> **TASK OBJECTIVE**
Pull out every line below that contains the word "reward".

> **DATA EXCERPTS**
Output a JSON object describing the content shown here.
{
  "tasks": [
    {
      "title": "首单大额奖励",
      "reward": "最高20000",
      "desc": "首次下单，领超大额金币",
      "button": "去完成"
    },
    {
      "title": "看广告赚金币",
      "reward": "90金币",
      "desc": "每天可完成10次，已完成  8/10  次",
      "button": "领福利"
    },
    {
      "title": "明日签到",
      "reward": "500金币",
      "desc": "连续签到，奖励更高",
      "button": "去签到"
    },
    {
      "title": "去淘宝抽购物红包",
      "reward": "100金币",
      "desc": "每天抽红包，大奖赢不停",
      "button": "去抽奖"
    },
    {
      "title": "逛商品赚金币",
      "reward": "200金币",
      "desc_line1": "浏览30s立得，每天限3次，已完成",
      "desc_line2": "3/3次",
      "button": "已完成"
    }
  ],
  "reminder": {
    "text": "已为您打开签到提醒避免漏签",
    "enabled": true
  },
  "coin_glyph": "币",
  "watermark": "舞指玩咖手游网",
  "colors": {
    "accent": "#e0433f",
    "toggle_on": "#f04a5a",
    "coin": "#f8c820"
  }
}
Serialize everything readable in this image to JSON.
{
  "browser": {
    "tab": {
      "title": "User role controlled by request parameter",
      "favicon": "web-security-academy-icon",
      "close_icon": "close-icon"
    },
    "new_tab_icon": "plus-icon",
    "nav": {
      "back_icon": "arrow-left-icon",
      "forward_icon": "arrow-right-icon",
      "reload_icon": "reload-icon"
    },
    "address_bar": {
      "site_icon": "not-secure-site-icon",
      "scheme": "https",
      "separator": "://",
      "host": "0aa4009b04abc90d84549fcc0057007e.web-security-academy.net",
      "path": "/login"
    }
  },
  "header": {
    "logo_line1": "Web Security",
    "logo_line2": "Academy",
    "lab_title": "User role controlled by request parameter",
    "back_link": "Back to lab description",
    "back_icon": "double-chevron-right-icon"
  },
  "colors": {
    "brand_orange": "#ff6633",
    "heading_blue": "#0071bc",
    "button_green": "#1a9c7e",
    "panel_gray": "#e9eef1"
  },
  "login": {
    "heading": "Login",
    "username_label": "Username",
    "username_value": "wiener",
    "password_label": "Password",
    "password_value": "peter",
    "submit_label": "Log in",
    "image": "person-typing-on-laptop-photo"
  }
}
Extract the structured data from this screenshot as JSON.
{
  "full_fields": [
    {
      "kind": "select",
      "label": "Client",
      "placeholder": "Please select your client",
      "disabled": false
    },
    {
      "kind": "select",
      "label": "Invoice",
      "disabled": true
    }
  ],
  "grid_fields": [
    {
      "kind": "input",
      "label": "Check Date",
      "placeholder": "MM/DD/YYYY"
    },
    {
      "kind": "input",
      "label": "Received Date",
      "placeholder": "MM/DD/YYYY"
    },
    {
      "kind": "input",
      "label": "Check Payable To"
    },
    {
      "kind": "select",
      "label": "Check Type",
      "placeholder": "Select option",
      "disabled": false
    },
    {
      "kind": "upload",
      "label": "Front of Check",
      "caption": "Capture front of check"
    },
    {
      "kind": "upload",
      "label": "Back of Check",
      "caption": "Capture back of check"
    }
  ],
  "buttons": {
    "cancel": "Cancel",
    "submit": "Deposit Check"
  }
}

> **RESPONSE TO THE EXERCISE**
      "reward": "最高20000",
      "reward": "90金币",
      "reward": "500金币",
      "reward": "100金币",
      "reward": "200金币",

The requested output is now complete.